- About this exercise
Every entry should be reproduced word for word.
□ □ □ □ □
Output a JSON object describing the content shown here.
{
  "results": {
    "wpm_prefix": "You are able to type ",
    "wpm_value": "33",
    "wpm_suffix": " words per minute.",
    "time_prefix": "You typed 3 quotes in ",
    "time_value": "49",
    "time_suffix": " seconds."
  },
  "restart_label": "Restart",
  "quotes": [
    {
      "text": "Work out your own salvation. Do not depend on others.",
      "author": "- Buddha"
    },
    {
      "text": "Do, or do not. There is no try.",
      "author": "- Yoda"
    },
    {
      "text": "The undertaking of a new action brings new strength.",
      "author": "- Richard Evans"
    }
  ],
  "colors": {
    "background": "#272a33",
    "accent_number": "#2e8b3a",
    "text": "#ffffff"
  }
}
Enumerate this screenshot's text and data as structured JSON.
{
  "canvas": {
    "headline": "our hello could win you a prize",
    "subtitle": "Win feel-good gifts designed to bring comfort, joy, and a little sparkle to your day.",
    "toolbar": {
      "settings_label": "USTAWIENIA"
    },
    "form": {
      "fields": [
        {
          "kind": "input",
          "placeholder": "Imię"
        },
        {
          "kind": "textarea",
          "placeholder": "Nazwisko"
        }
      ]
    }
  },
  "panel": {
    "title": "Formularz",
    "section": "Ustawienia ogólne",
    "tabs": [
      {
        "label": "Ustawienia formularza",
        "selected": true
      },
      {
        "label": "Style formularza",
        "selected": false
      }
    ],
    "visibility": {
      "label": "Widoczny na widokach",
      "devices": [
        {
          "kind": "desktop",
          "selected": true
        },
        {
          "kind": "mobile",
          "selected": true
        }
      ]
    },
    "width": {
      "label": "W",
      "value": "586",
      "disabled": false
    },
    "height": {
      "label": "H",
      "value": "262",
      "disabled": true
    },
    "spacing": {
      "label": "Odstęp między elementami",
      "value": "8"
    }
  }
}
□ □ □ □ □
- Task solution
Output a JSON object describing the content shown here.
{
  "results": {
    "wpm_prefix": "You are able to type ",
    "wpm_value": "33",
    "wpm_suffix": " words per minute.",
    "time_prefix": "You typed 3 quotes in ",
    "time_value": "49",
    "time_suffix": " seconds."
  },
  "restart_label": "Restart",
  "quotes": [
    {
      "text": "Work out your own salvation. Do not depend on others.",
      "author": "- Buddha"
    },
    {
      "text": "Do, or do not. There is no try.",
      "author": "- Yoda"
    },
    {
      "text": "The undertaking of a new action brings new strength.",
      "author": "- Richard Evans"
    }
  ],
  "colors": {
    "background": "#272a33",
    "accent_number": "#2e8b3a",
    "text": "#ffffff"
  }
}
Enumerate this screenshot's text and data as structured JSON.
{
  "canvas": {
    "headline": "our hello could win you a prize",
    "subtitle": "Win feel-good gifts designed to bring comfort, joy, and a little sparkle to your day.",
    "toolbar": {
      "settings_label": "USTAWIENIA"
    },
    "form": {
      "fields": [
        {
          "kind": "input",
          "placeholder": "Imię"
        },
        {
          "kind": "textarea",
          "placeholder": "Nazwisko"
        }
      ]
    }
  },
  "panel": {
    "title": "Formularz",
    "section": "Ustawienia ogólne",
    "tabs": [
      {
        "label": "Ustawienia formularza",
        "selected": true
      },
      {
        "label": "Style formularza",
        "selected": false
      }
    ],
    "visibility": {
      "label": "Widoczny na widokach",
      "devices": [
        {
          "kind": "desktop",
          "selected": true
        },
        {
          "kind": "mobile",
          "selected": true
        }
      ]
    },
    "width": {
      "label": "W",
      "value": "586",
      "disabled": false
    },
    "height": {
      "label": "H",
      "value": "262",
      "disabled": true
    },
    "spacing": {
      "label": "Odstęp między elementami",
      "value": "8"
    }
  }
}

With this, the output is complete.